|15||8||Andrea de Cesaris||Brabham-BMW||1:30.627||1:30.382||+4.556|
|17||24||Alessandro Nannini||Minardi-Motori Moderni||1:31.789||—||+5.963|
|18||23||Adrián Campos||Minardi-Motori Moderni||1:41.520||1:31.818||+5.992|
|21||21||Alex Caffi||Osella-Alfa Romeo||1:32.308||1:33.298||+6.482|
|27||22||Gabriele Tarquini||Osella-Alfa Romeo||1:43.446||—||+17.620|
|2||12||Ayrton Senna||Lotus-Honda||59||+ 27.545||1||6|
|3||27||Michele Alboreto||Ferrari||59||+ 39.144||6||4|
|4||2||Stefan Johansson||McLaren-TAG||59||+ 1:00.588||8||3|
|5||9||Martin Brundle||Zakspeed||57||+ 2 Laps||14||2|
|6||11||Satoru Nakajima||Lotus-Honda||57||+ 2 Laps / Out of fuel||12||1|
|7||10||Christian Danner||Zakspeed||57||+ 2 Laps||17|
|8 (1)||4||Philippe Streiff||Tyrrell-Ford||57||+ 2 Laps||20|
|9||7||Riccardo Patrese||Brabham-BMW||57||+ 2 Laps / Alternator||7|
|10 (2)||30||Philippe Alliot||Lola-Ford||56||+ 3 Laps||21|
|11||17||Derek Warwick||Arrows-Megatron||55||+ 4 Laps / Out of fuel||10|
|12||21||Alex Caffi||Osella-Alfa Romeo||54||+ 5 Laps / Out of fuel||19|
|13 (3)||14||Pascal Fabre||AGS-Ford||53||+ 6 Laps||24|
|Ret||8||Andrea de Cesaris||Brabham-BMW||39||Spun off||13|
|Ret||23||Adrián Campos||Minardi-Motori Moderni||30||Gearbox||16|
|Ret||22||Gabriele Tarquini||Osella-Alfa Romeo||26||Gearbox||25|
|Ret||24||Alessandro Nannini||Minardi-Motori Moderni||25||Turbo||15|
Championship standings after the raceEdit
- Note: Only the top five positions are included for all four sets of standings.
- "A Race to Remember". Autosport. Retrieved 9 January 2016.
- "San Marino Grand Prix - QUALIFYING 1". formula1.com.
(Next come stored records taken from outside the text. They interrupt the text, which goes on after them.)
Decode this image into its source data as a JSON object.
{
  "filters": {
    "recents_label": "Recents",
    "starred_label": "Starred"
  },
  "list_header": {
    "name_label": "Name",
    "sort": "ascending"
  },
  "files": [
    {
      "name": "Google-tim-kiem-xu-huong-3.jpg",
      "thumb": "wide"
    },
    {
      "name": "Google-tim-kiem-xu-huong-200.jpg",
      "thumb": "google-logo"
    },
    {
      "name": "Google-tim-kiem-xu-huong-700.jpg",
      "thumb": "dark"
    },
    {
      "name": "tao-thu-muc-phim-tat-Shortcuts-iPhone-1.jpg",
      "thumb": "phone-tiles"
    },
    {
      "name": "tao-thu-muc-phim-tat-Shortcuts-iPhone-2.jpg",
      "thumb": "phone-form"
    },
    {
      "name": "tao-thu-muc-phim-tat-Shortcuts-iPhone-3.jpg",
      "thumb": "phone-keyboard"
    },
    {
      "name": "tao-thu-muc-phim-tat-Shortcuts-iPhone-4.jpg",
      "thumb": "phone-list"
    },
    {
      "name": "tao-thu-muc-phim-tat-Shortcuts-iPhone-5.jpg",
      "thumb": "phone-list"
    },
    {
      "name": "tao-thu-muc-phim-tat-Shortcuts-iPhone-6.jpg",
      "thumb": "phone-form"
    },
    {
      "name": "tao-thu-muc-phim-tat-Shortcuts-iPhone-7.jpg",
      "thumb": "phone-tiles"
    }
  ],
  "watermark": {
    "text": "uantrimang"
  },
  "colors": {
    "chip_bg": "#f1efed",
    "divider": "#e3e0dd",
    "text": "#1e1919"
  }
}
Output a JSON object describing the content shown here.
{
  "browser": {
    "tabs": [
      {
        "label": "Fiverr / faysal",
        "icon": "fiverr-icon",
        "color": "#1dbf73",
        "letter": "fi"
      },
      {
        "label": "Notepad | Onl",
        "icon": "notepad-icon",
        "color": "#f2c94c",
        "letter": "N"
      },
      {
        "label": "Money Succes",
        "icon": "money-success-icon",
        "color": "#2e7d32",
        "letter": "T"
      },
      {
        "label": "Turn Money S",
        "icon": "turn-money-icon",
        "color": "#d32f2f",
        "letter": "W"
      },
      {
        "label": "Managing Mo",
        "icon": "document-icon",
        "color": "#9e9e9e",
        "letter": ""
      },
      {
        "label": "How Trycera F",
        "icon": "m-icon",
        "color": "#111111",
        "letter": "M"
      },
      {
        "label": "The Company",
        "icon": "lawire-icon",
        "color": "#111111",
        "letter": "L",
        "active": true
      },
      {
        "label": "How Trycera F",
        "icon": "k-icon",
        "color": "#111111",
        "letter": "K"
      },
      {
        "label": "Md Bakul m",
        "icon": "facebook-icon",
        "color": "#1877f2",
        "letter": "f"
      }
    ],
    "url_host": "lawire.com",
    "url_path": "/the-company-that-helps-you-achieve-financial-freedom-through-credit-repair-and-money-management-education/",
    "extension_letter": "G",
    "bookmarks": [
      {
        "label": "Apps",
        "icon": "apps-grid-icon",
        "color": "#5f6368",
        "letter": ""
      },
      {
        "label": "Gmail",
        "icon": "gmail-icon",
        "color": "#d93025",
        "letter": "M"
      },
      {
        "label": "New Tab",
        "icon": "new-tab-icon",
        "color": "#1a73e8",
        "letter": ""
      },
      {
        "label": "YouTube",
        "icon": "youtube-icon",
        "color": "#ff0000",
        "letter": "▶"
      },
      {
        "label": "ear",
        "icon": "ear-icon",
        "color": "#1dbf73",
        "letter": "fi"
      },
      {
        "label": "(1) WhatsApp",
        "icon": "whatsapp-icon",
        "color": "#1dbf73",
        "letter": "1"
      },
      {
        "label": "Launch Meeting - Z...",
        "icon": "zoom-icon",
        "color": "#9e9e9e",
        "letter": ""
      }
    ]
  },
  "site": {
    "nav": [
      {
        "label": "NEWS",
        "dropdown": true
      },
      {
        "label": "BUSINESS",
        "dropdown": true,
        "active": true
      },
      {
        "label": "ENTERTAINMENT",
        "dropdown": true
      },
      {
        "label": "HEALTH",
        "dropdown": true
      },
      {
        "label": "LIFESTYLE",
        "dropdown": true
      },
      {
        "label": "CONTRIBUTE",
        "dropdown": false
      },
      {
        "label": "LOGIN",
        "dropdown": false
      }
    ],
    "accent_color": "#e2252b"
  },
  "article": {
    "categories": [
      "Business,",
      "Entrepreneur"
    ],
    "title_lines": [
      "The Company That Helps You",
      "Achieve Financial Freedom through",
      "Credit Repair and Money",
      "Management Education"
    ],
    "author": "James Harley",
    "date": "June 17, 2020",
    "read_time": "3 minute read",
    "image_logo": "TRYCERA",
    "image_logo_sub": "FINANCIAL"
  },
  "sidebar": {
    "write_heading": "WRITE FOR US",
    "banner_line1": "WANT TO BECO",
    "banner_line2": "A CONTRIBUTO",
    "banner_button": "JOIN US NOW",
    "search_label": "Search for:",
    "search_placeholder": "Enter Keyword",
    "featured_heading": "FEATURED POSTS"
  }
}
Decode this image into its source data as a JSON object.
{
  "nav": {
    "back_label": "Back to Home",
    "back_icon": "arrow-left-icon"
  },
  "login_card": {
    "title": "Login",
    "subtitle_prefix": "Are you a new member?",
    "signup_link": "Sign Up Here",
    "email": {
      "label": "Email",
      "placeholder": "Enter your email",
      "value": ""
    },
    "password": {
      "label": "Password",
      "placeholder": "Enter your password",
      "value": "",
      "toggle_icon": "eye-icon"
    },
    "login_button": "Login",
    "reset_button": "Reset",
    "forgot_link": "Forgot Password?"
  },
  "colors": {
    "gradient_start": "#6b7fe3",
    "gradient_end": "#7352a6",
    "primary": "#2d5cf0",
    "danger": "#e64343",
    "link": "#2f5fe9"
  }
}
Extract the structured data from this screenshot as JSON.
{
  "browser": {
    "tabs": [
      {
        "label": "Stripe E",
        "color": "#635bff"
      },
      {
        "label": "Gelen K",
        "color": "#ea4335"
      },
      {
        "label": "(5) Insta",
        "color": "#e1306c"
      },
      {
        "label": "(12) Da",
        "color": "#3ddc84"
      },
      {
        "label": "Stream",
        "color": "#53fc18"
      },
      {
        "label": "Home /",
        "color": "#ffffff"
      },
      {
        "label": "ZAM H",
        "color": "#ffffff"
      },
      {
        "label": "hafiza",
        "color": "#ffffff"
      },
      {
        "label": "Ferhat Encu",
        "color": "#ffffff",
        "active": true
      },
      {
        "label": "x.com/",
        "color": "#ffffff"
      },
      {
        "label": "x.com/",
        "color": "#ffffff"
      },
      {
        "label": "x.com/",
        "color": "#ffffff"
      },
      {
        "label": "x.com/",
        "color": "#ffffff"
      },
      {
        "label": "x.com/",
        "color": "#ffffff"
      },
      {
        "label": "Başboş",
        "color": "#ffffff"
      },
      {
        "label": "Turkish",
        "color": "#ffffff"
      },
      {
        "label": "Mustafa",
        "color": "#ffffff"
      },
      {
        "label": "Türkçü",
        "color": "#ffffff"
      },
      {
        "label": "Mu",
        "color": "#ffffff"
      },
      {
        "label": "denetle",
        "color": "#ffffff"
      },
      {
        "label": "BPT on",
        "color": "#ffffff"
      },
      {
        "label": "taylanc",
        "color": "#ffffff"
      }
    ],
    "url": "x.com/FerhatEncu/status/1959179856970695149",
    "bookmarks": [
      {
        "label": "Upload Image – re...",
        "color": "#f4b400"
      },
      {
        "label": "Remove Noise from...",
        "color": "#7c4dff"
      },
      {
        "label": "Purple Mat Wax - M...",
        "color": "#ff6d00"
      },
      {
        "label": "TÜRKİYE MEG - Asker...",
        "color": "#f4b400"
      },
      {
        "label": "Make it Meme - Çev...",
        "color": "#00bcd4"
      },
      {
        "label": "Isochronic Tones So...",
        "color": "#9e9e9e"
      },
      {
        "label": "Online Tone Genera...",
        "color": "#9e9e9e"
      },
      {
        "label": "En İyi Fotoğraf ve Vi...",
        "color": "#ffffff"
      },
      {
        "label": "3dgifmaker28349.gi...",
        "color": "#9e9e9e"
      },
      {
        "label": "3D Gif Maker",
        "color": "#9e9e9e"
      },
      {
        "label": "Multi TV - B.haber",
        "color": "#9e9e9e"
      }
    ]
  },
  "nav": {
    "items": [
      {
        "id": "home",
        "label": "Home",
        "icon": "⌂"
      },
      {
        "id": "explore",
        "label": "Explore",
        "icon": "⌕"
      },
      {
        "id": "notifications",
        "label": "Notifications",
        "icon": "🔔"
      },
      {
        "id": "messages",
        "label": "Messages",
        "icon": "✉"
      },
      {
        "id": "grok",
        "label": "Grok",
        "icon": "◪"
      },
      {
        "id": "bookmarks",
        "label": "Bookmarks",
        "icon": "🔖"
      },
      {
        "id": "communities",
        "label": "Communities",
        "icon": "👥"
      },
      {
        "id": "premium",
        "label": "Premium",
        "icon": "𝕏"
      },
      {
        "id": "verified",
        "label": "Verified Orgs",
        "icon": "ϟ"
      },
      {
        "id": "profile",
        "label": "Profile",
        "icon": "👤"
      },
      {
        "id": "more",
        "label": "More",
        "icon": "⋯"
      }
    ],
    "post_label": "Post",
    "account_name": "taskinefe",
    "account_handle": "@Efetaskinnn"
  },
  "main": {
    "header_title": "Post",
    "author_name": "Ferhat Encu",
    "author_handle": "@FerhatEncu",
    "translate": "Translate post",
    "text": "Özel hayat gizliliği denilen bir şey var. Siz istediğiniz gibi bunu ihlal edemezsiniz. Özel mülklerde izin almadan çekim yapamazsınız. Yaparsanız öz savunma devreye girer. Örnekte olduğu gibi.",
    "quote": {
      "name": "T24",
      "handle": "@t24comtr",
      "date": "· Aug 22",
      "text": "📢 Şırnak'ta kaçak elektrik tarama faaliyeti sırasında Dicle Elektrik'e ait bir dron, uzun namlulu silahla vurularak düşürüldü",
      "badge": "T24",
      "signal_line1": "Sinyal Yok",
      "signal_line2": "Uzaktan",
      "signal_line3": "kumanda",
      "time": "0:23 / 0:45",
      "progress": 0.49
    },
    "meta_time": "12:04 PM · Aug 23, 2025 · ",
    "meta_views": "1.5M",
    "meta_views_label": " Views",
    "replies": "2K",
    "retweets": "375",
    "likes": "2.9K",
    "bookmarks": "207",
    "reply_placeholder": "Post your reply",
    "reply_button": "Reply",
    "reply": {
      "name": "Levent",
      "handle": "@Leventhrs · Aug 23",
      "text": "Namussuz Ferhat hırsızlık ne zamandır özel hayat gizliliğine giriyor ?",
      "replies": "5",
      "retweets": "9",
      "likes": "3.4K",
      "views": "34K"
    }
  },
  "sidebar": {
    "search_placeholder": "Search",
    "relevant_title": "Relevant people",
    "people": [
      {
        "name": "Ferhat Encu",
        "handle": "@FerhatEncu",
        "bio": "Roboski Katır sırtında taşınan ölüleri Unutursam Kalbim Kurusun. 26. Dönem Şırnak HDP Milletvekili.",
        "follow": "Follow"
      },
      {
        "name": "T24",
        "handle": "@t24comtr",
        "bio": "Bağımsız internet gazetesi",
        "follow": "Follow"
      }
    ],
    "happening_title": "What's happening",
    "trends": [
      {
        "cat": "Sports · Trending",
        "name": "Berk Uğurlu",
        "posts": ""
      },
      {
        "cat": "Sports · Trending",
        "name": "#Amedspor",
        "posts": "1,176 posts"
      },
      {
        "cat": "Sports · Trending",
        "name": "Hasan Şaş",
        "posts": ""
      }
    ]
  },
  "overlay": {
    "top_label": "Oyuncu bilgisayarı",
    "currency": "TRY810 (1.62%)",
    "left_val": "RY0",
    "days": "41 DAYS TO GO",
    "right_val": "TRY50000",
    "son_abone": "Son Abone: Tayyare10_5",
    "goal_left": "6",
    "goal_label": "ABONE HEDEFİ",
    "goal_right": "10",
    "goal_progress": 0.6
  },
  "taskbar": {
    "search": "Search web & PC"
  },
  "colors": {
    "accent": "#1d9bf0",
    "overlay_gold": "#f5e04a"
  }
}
Retrieved 15 September 2017.
- "San Marino Grand Prix - QUALIFYING 2". formula1.com. Retrieved 15 September 2017.
- "San Marino Grand Prix - OVERALL QUALIFYING". formula1.com. Retrieved 15 September 2017.
- "1987 San Marino Grand Prix". formula1.com. Archived from the original on 3 November 2014. Retrieved 23 December 2015.
- "San Marino 1987 - Championship • STATS F1". www.statsf1.com. Retrieved 20 March 2019.